LONDON - British celebrities have also joined the nationwide appeal to donate for the victims of typhoon Yolanda (International name: Haiyan).
Designer and ex-Spice Girls Victoria 'Posh' Beckham tweeted to support typhoon Haiyan relief in the UK.
"Our thoughts are with those in the Philippines. Please help support typhoon Haiyan relief," she said on Twitter.
British-Pinay singer and television presenter Myleene Klass joined the Disaster Emergency Committee or D.E.C.'s appeal for aid.
In just 48 hours, the nationwide typhoon appeal launched by the D.E.C. has raised 23 million pounds (roughly P1.61 billion).
Moved by the typhoon tragedy that engulfed Samar and overwhelmed by the flood of aid from British public, another group headed by Vanessa Horca hit the London streets to raise funds for the Red Cross.
"It really touched me a lot and I really felt I had to do something as my heritage is from the Philippines. In particular, my grandfather is from Leyte and I knew that people are really desperate so I had to do something where I could raise money for the typhoon victims," she said.
The call to join the fundraising started on Facebook and it became viral.
Armed only with youthful energy, cheerful demeanor and great desire to help their kababayan, they became temporary fixtures on Brushfield Street.
"Galing pa po ako ng night (shift) at magna-night pa po ako mamayang gabi. But I really need to help," said a volunteer fundraiser.

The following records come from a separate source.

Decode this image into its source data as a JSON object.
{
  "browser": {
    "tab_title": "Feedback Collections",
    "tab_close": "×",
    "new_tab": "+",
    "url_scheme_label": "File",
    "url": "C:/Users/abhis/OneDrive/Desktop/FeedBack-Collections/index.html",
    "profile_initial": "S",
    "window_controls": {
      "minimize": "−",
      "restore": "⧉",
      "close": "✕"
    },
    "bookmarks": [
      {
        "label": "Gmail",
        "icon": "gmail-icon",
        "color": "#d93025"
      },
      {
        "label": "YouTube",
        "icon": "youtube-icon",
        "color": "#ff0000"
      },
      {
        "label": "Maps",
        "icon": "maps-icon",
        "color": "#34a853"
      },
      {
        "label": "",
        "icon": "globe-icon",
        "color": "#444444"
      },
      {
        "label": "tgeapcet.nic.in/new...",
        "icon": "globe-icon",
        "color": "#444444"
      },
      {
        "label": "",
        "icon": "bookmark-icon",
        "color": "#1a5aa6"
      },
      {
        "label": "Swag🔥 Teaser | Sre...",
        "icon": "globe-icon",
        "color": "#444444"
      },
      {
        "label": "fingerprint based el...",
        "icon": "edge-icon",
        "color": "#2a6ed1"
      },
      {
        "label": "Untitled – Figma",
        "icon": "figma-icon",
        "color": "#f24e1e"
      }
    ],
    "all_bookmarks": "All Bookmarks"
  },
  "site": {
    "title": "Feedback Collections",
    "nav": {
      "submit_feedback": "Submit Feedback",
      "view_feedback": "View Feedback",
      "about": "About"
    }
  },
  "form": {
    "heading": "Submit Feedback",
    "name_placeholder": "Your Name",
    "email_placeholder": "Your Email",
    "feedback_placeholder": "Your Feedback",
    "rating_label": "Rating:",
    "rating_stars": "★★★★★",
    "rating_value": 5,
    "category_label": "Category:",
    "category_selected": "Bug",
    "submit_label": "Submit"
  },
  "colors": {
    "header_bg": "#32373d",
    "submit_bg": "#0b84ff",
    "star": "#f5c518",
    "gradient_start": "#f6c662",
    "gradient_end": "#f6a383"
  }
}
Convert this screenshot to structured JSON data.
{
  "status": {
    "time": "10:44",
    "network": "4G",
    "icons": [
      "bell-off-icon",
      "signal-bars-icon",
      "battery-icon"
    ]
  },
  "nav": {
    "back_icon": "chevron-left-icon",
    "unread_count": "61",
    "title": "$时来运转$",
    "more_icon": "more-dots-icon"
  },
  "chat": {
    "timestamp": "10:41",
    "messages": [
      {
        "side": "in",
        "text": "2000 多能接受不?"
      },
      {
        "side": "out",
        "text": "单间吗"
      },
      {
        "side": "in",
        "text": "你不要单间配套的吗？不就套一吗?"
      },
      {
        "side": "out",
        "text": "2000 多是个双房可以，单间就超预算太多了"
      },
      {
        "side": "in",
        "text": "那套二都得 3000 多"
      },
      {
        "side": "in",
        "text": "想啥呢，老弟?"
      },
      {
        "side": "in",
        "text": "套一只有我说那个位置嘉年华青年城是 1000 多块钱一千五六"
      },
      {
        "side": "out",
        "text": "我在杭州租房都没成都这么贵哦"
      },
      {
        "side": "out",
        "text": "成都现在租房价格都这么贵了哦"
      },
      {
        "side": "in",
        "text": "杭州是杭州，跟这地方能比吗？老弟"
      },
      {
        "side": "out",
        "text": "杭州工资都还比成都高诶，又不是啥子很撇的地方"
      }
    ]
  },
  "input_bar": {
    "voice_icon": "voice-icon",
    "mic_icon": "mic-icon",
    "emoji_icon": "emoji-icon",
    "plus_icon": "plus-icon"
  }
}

Neil Medina did not only join the street fundraising, he also fasted for a day and dedicated the sacrifice to the victims of Yolanda who have not eaten for days.
"Ginawa ko yun not for anyone else, ginawa ko yun because I wanted to. Nung malaman ko na may collection para sa Red Cross, gumawa agad ako ng banner," he said.
For the first 7 hours, the group was able to raise more than 2,000 pounds (P140,000) for the Red Cross.
"Everyone is just so generous, including my non-Filipino friends. Everyone wanted to show some support. We had some 50 people that came this morning at Liverpool Street. The Red Cross office was really just overwhelmed by people just wanting to support," said Horca.